Apple - Crawley Beauty

Crawley Beauty Apple

Malus domestica
An old dual purpose apple from Sussex.

Origin: Sussex UK 1870

Pollination:  Crawley Beauty is self-sterile and would require a pollinator to produce a crop. Show suitable pollination partners

A guide to choosing Apple Trees



Crawley Beauty Apple Trees for sale - order online

We currently produce this variety to order only through our bud-grafting service. You cannot order on line. If you wish to order please contact us using the messaging facility on the contact us page. Let us have your name, postal address, telephone and email address as well as which variety you would like us to produce, how many and on what rootstock. Bud-grafting is carried out in late July and early August. The trees would be supplied approximately 18 months later. We normally need to have received orders by the beginning of July. Please click here for full details of our bud-grafting service.


History and description of Crawley Beauty

Found in a cottage garden at Tilgate, near Crawley, Sussex in about 1870 and introduced by Messrs. Cheal and Co, Nurserymen of Crawley, in 1906. Received the RHS Award of Merit in 1912. In the National Fruit Collection, Brogdale, Faversham, Kent it appears to be identical with a French variety Nouvelle France. Mainly grown as a cooking apple but in late season can be a fair dessert apple.

Medium size fruit, flat round to round and regular. Skin very smooth and quite greasy. Pale green to pale yellow skin, up to three-quarters flushed brownish red with short, broken stripes of fairly bright red. White flesh tinged with green, slightly coarse textured and rather dry. Cooks to a lightly-flavoured puree. Loses acidity with storage.

Moderately vigorous, spreading tree. Produces spurs freely. Heavy cropper. Very late flowering good for regions subject to late frosts. Tollerates chalky and alkaline soils very well.



Main characteristics of Crawley Beauty

Use Dual Cul & Des
Colour Flushed
Flavour Sharp
Fruit size  Medium
Picking time  Mid Oct
Season of use  Nov-Feb

Tree vigour  Moderate
Tree habit  Spreading
Fruit bearing  Spur-bearer
Cropping Heavy
Disease resistance  Scab: Resistant
Mildew: Resistant
Canker: Resistant
Suitable for Chalky Soils
Late Frost
Northern Britain
Wet Regions

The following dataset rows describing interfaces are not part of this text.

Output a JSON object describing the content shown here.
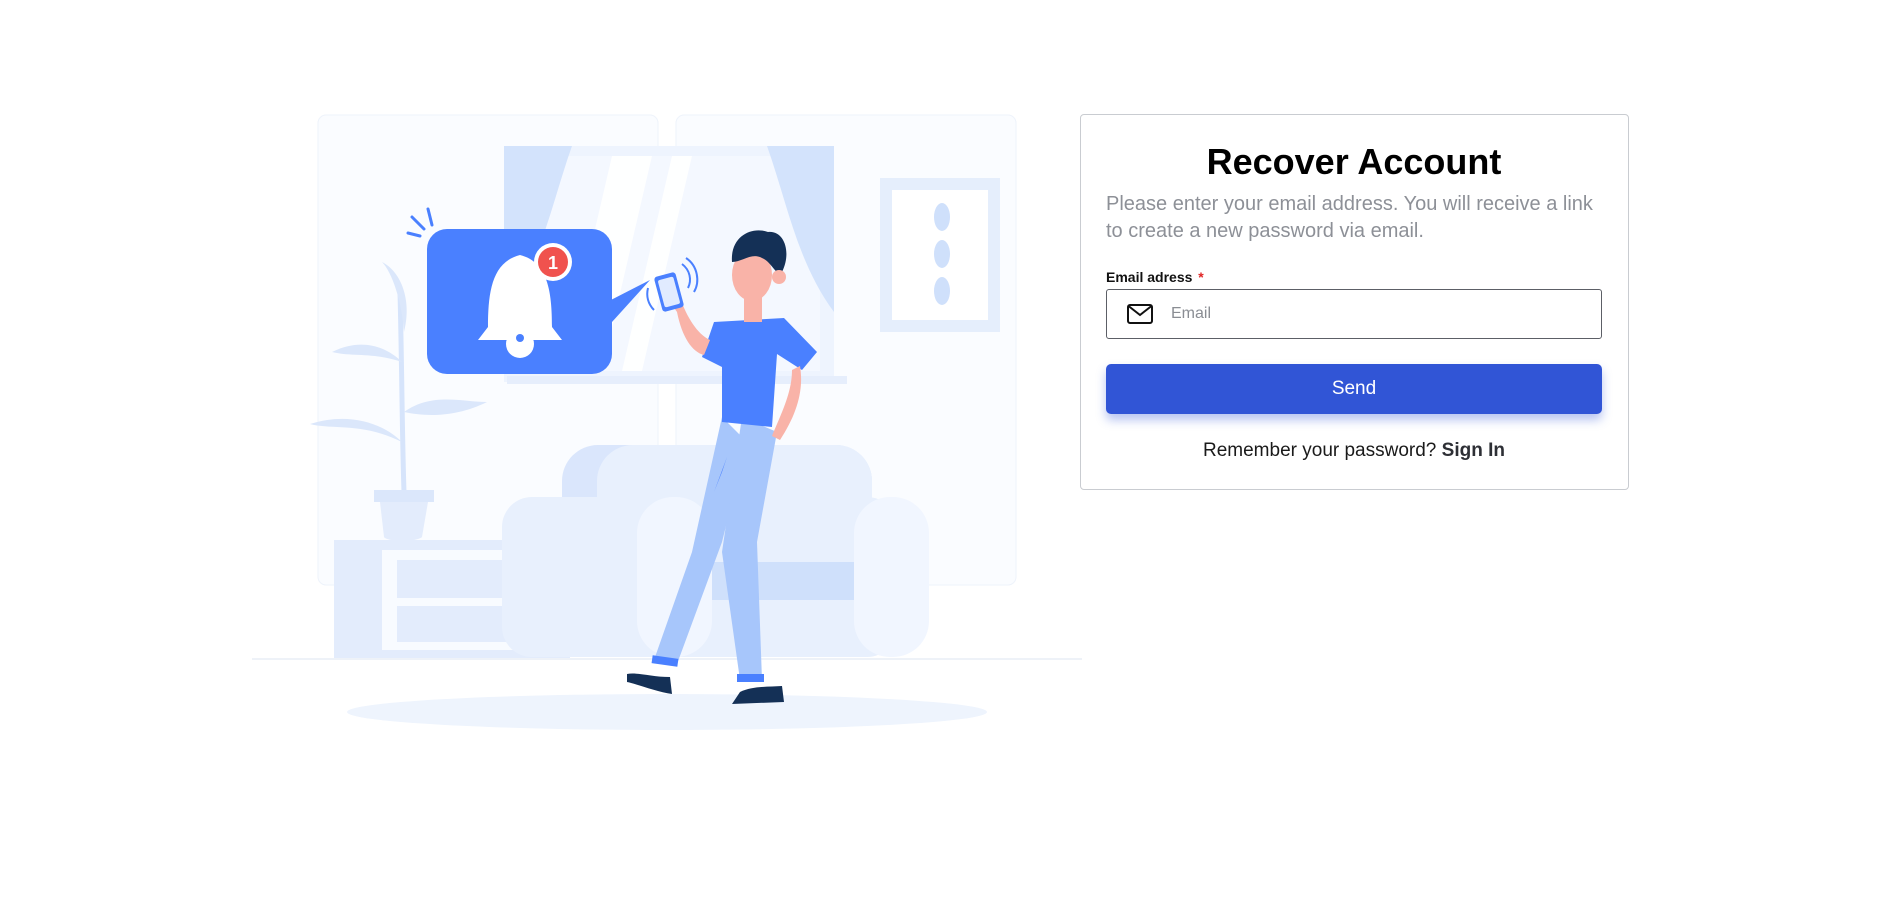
{
  "recover": {
    "title": "Recover Account",
    "description": "Please enter your email address. You will receive a link to create a new password via email.",
    "email_label": "Email adress",
    "required_marker": "*",
    "email_placeholder": "Email",
    "email_value": "",
    "send_label": "Send",
    "footer_text": "Remember your password?",
    "signin_label": "Sign In"
  },
  "illustration": {
    "notification_count": "1"
  },
  "colors": {
    "accent": "#3155d6",
    "illustration_blue": "#4a80ff",
    "light_blue": "#cfe0fb",
    "required": "#e02424"
  },
  "icons": {
    "email_field": "mail-icon"
  }
}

Pollination date  29
Pollination group  H
Self fertility  Self-sterile
Pollinators Show suitable pollination partners